Getting positive contributions from all of those areas when they face off against the red-hot Sabres is really going to be the key.

Sharks' Brent Burns appreciates connection to STEM programs in schools

Sharks' Brent Burns appreciates connection to STEM programs in schools

SAN JOSE — When the average 5th-grade Sharks fan watches a Brent Burns’ slap shot beeline towards the goal, he or she is probably just worried about whether the puck hits the back of the net or not. The angle of Burns’ shot or the goalie’s save percentage probably isn’t even a blip on their radar.

But SAP’s “Digital Scholars” program is aiming to show students there are math and technology-based jobs in sports too -- ones that look at things like how many goals-against can hurt a netminder's average or how changing the price of merchandise in a team's store can impact sales.

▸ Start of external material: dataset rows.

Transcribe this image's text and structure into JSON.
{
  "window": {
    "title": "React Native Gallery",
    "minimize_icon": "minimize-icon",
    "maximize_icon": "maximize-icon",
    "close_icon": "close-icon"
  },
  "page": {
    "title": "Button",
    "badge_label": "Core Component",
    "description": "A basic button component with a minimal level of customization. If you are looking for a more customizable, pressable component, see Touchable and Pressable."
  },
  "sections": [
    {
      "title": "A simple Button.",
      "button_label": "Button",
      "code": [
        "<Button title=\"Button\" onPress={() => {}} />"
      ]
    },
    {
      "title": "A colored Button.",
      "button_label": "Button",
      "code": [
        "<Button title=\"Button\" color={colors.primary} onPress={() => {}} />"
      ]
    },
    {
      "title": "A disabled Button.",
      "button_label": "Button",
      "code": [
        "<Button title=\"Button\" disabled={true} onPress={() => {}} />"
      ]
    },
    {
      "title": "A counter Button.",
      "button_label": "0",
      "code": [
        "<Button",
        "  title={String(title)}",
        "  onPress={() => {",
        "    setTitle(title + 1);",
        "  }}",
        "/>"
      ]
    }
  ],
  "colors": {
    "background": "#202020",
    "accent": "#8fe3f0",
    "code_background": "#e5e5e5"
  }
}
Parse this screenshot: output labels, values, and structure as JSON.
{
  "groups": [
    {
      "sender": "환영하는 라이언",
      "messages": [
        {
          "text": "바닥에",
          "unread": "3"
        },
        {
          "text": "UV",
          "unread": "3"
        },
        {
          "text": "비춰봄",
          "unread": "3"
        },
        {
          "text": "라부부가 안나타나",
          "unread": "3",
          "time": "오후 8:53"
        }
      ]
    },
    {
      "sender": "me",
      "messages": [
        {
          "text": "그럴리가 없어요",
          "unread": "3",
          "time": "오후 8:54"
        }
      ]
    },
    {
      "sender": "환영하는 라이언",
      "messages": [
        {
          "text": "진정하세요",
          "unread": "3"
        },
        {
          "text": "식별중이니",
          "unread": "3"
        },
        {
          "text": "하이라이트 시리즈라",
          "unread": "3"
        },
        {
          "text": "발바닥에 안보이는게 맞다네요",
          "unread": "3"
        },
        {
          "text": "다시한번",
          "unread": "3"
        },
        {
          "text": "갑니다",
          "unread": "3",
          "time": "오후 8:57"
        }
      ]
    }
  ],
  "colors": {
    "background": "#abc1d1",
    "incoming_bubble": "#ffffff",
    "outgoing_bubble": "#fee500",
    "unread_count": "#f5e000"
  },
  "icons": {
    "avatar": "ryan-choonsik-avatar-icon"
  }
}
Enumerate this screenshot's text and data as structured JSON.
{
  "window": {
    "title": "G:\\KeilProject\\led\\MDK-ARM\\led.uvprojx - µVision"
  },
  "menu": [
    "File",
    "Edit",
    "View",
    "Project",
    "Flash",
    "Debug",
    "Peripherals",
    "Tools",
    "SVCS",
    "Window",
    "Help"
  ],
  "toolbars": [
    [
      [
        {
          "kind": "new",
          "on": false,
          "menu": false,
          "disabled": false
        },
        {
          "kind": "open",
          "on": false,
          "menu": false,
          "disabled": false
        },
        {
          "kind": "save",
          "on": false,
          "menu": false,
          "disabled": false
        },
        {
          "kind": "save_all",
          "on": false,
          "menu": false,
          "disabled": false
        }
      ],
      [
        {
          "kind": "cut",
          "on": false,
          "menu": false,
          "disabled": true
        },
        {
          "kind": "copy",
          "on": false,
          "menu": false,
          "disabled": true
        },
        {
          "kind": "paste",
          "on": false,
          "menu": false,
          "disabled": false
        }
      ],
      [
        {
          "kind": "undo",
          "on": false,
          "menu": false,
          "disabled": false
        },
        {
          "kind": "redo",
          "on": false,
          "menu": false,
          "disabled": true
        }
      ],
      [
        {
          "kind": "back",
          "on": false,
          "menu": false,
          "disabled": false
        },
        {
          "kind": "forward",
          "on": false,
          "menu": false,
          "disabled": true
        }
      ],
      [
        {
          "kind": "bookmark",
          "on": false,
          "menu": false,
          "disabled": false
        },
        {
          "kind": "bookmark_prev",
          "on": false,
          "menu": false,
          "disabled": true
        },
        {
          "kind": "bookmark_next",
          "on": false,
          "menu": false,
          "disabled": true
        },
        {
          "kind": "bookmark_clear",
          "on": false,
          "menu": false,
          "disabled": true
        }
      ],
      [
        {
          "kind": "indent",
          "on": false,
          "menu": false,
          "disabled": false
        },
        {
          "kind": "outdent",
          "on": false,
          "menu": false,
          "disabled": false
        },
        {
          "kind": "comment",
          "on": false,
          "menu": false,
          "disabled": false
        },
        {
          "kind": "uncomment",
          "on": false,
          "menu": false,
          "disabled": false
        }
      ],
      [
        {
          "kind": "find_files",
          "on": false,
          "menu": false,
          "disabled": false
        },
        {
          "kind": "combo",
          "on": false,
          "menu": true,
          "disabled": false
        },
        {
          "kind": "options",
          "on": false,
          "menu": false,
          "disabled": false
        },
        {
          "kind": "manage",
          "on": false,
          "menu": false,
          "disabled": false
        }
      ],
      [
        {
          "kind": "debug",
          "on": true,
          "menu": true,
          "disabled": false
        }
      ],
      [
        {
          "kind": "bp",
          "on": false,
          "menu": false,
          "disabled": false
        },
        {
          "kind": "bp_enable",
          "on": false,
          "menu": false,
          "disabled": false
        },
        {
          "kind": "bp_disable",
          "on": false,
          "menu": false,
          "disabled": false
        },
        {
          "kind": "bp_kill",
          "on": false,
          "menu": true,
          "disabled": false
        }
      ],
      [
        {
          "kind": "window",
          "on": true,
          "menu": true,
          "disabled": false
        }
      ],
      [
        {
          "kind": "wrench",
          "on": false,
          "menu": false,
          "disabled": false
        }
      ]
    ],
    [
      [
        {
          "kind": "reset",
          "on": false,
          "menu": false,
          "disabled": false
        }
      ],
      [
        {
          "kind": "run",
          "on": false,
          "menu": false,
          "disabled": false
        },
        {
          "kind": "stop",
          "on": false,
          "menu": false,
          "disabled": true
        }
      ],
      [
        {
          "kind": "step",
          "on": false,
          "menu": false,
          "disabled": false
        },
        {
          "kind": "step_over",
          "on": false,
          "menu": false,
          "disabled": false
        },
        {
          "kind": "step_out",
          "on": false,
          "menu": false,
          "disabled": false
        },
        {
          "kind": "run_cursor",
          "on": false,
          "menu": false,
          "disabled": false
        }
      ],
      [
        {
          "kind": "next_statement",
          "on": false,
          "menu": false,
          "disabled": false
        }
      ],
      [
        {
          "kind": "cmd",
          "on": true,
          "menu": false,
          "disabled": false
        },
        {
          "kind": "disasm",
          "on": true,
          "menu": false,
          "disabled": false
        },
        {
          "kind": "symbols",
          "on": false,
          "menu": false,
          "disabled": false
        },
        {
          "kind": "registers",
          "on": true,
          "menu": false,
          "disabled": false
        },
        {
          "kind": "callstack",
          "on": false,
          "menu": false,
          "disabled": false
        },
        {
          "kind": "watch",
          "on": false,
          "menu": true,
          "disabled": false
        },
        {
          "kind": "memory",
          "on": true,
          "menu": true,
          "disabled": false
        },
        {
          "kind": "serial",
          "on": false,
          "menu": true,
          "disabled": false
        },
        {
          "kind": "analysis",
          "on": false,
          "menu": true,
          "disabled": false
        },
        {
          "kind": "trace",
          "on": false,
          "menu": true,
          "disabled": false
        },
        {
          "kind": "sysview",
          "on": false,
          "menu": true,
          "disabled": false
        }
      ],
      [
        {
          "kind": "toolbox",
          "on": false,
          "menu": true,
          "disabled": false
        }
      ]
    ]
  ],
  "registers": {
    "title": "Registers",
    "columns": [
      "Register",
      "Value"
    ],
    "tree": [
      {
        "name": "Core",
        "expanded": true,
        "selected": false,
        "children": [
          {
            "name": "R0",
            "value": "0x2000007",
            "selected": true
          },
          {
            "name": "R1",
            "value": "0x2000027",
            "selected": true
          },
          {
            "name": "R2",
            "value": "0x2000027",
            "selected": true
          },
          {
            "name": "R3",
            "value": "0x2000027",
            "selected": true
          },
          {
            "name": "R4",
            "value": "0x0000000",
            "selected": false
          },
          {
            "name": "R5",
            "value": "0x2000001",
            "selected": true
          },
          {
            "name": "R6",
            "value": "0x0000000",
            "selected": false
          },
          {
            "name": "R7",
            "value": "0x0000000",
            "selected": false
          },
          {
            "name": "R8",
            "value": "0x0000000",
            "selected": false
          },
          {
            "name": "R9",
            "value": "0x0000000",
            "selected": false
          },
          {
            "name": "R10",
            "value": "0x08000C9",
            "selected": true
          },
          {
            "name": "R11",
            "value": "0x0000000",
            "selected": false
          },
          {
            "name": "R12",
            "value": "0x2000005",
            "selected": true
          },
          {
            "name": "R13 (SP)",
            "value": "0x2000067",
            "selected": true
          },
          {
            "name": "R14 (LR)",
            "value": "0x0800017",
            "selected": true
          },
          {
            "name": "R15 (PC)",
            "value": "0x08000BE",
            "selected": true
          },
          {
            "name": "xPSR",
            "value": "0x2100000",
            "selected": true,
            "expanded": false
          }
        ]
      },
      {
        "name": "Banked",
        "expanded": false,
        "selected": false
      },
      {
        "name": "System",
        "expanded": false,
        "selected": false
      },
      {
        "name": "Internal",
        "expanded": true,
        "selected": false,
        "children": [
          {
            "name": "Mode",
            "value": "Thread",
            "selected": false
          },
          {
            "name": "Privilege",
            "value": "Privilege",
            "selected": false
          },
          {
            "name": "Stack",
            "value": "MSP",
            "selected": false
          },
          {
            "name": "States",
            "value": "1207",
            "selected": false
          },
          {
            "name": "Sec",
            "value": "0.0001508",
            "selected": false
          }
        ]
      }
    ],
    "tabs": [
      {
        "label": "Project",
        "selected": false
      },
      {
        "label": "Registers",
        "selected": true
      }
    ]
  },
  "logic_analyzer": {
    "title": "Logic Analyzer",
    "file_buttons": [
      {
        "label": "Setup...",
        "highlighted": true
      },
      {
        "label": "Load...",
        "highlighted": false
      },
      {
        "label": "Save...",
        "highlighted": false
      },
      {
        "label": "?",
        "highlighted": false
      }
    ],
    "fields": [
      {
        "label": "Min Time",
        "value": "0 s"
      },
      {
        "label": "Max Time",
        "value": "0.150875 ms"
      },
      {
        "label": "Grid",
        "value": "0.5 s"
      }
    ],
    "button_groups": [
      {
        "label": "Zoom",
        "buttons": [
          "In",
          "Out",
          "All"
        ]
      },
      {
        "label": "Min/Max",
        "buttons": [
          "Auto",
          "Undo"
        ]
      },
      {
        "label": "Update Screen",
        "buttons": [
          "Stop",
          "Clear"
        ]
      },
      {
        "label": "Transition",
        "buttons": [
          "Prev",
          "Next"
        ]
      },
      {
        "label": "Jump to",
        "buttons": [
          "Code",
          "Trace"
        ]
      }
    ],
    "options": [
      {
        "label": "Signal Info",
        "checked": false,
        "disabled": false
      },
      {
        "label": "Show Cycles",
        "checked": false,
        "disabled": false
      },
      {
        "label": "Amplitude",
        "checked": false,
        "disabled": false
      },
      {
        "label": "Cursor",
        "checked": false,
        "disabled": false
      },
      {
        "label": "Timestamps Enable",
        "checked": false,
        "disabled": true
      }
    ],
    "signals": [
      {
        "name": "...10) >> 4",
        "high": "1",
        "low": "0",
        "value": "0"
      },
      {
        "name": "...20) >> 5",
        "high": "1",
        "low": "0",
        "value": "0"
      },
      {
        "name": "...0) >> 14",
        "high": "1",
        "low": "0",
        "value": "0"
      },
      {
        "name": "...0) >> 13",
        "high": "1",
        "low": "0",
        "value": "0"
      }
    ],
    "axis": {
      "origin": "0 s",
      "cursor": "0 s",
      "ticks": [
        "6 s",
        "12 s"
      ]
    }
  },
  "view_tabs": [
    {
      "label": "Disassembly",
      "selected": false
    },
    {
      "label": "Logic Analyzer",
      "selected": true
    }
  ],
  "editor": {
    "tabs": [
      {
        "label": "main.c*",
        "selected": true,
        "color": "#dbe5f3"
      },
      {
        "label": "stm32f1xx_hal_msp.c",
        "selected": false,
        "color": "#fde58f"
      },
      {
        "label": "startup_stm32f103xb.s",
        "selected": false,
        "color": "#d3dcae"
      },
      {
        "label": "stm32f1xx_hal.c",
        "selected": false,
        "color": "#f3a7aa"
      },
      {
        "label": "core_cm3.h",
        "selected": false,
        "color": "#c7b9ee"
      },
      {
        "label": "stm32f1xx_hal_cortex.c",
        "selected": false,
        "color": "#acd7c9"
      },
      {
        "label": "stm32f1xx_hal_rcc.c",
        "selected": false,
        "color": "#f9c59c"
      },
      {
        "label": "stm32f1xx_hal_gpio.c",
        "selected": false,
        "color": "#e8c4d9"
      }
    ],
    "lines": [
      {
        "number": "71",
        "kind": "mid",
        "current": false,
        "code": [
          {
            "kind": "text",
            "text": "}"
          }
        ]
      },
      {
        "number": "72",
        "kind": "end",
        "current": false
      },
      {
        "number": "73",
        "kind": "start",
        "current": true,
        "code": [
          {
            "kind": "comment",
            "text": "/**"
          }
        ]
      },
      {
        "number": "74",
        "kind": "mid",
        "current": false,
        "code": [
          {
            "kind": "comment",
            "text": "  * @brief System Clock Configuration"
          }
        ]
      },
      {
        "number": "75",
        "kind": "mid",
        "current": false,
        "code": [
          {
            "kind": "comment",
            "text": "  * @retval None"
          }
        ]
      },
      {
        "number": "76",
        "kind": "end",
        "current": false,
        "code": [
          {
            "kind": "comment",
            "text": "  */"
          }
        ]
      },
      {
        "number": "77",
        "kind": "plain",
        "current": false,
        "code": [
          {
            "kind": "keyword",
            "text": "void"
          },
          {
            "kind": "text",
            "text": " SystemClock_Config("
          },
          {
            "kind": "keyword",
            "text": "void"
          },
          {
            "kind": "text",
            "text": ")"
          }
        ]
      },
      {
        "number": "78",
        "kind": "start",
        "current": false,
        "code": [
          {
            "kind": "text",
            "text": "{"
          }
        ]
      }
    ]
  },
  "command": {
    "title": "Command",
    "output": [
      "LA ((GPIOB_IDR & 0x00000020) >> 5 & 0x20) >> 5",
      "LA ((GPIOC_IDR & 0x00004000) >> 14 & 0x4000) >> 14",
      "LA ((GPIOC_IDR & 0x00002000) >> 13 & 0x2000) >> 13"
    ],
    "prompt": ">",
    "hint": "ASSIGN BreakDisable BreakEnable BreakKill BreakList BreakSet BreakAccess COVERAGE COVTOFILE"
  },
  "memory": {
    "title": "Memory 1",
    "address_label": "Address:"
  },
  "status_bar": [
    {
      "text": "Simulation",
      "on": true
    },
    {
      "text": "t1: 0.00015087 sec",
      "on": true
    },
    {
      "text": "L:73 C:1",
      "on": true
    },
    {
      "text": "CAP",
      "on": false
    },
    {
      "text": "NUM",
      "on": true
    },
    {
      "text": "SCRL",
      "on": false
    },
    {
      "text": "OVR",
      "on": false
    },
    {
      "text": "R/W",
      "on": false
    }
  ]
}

In a hands-on session with students at Baldwin Elementary School in the South Bay, Burns himself had the opportunity to interact with students who are using the program to learn about the different sides of the sports industry, from analytics to jersey sales and more. 

The Norris Trophy winner told NBC Sports California he was impressed -- especially with how quickly the students could make their way through the math-based tasks the program sets up for them.

"It wouldn't be easy for me to do that stuff," Burns laughed after he had watched several students maneuver through the program. 

The initiative's STEM (Science, Technology, Engineering, and Math) education platform features a hands-on way of learning, with it's "Data Champions" module that has a focus on football, basketball, and, of course, hockey. Plans for the STEM program to be used in schools emerged in the spring of 2019, with hopes to use the "gamified" program in select schools in seven U.S. states along with Ontario and British Columbia in Canada.

But the laptop-compatible program is more than a video game with a few math-based trivia questions popping up along the way. Although, to be fair, a few questions from the program posed at Thursday's event were hard for even the adults in the room to answer. All in all, it teaches students about some of the detail that goes into jobs surrounding a team -- not just being the star athlete,

So while one task includes moving a puck-scorer to different areas of the offensive zone to get the best shot at a goal, it's also teaching students about turning their interests in this program into future jobs thanks to its "career-pathing" focus, which makes the program more of a job-creating tool and less of a video game.

Something Burns, who spent nearly an hour talking to students about what they were learning from the program, liked about the STEM education overall.

"It was pretty cool to see how it was steering them based on their interests and what they're doing on certain things and what they can look into doing later in life," Burns said. "It's really cool to see that these programs can start tracking based on their interests and what they're clicking on. Just to let them know 'Hey, you might want to look into this.'"

That's high praise from a father of three.

[RELATED: Sharks credit penalty kill in clinching win vs. Hurricanes]

Burns' biggest takeaway was that the program made learning about the different aspects of sports accessible to any student -- whether they're a future athlete or bound to be a stellar statistician. 

"It's all relatable and that's the biggest thing with school," Burns said. "All of this was relatable and it was helping them steer to the future."